▶ _TASK TO COMPLETE_
Report all lines from the entries below in which "Cooler" appears.

Start of DATASET CONTENT

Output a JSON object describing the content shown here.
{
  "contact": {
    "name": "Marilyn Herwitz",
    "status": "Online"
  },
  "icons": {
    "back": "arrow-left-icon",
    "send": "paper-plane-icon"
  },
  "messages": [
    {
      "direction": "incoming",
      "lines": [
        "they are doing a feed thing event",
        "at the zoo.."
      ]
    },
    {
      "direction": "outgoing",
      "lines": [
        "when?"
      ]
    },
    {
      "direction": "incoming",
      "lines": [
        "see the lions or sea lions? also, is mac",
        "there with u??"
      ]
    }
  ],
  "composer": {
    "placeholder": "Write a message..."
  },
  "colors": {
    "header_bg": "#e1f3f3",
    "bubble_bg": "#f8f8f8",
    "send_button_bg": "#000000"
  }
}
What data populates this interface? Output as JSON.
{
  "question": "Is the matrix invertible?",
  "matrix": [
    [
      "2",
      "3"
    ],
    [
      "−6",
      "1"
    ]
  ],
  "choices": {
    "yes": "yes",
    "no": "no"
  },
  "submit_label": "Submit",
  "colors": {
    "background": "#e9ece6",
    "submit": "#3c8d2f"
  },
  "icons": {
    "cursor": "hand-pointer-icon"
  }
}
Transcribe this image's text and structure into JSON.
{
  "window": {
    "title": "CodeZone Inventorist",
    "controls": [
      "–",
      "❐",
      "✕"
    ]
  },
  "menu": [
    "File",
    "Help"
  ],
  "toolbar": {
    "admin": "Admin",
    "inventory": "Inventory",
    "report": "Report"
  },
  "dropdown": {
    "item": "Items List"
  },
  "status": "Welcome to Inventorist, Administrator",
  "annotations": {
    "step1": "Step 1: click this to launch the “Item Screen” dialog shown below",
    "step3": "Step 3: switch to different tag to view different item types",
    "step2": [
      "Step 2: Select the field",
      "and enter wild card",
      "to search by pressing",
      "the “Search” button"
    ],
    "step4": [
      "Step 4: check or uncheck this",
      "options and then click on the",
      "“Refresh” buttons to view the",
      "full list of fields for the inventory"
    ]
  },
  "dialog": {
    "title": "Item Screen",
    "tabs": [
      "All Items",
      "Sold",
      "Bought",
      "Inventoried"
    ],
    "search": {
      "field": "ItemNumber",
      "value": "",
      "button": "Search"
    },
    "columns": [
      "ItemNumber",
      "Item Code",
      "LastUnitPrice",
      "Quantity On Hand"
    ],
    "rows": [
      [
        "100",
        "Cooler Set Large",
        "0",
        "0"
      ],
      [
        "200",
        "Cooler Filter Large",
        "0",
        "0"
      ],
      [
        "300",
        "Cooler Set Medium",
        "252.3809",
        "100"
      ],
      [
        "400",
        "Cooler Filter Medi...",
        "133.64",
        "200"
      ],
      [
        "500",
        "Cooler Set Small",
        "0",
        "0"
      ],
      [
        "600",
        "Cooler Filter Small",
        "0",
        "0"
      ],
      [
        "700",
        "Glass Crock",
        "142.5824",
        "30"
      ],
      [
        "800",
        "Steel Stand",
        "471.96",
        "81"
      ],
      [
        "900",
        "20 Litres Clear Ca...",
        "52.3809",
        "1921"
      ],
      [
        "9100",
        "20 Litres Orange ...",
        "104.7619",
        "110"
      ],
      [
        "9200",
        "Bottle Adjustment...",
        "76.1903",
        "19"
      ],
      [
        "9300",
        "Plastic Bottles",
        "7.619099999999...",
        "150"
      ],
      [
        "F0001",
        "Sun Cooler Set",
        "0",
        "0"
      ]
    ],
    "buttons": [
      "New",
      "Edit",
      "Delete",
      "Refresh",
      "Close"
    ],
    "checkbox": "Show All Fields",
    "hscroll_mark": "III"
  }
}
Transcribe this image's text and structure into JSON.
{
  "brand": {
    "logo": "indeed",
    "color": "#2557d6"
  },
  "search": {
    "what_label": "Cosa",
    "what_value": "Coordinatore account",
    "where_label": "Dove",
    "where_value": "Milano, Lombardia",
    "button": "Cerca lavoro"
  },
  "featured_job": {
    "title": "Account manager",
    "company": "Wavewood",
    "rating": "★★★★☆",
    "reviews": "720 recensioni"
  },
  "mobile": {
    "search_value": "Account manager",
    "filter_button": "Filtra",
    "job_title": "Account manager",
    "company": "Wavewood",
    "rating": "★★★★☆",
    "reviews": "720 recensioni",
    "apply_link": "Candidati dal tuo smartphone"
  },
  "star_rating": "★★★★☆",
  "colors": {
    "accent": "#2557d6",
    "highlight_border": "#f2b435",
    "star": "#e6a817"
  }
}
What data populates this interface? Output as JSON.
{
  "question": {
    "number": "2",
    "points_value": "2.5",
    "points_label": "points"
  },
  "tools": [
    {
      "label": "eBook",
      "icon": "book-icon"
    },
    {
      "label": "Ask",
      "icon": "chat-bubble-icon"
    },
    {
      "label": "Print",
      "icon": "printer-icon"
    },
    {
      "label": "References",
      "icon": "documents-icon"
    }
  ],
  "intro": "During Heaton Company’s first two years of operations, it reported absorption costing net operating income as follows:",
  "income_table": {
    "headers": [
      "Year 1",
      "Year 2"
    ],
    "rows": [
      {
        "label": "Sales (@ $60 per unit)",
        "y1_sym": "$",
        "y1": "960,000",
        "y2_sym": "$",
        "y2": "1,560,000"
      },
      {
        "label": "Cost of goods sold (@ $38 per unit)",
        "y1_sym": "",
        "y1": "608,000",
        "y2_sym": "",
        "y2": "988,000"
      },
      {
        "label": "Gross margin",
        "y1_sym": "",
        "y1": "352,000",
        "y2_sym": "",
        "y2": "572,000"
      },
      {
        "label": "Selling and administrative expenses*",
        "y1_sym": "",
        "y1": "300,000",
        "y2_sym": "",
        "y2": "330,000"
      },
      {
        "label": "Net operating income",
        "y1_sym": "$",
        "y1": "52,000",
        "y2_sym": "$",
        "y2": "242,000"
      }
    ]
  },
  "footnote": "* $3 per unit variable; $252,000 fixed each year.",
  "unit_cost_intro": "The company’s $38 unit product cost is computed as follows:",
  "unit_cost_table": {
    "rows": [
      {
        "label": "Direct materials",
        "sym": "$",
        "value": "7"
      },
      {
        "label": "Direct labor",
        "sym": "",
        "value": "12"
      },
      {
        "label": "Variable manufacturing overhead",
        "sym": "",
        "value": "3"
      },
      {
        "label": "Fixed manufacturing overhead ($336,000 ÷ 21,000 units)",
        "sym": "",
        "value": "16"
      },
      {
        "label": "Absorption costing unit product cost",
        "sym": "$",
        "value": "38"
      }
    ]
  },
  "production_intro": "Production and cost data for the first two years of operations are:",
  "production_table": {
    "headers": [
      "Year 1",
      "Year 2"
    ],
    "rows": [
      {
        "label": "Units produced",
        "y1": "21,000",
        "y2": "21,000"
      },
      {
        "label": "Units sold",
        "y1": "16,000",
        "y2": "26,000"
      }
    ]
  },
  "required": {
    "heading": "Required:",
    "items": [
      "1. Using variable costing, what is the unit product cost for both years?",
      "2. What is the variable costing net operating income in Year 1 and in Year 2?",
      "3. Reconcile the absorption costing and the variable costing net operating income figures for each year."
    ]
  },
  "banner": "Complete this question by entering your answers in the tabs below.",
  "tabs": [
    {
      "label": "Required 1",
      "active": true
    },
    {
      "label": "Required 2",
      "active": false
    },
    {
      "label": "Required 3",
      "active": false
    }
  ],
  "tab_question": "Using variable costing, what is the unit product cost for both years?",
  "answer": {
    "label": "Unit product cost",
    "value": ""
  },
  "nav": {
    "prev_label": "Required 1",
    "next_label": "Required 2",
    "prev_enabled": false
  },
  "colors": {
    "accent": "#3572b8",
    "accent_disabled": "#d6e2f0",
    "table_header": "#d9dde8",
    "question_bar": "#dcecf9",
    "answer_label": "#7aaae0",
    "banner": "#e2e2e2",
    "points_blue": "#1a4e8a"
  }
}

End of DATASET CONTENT

▶ _TASK OUTPUT_
        "Cooler Set Large",
        "Cooler Filter Large",
        "Cooler Set Medium",
        "Cooler Filter Medi...",
        "Cooler Set Small",
        "Cooler Filter Small",
        "Sun Cooler Set",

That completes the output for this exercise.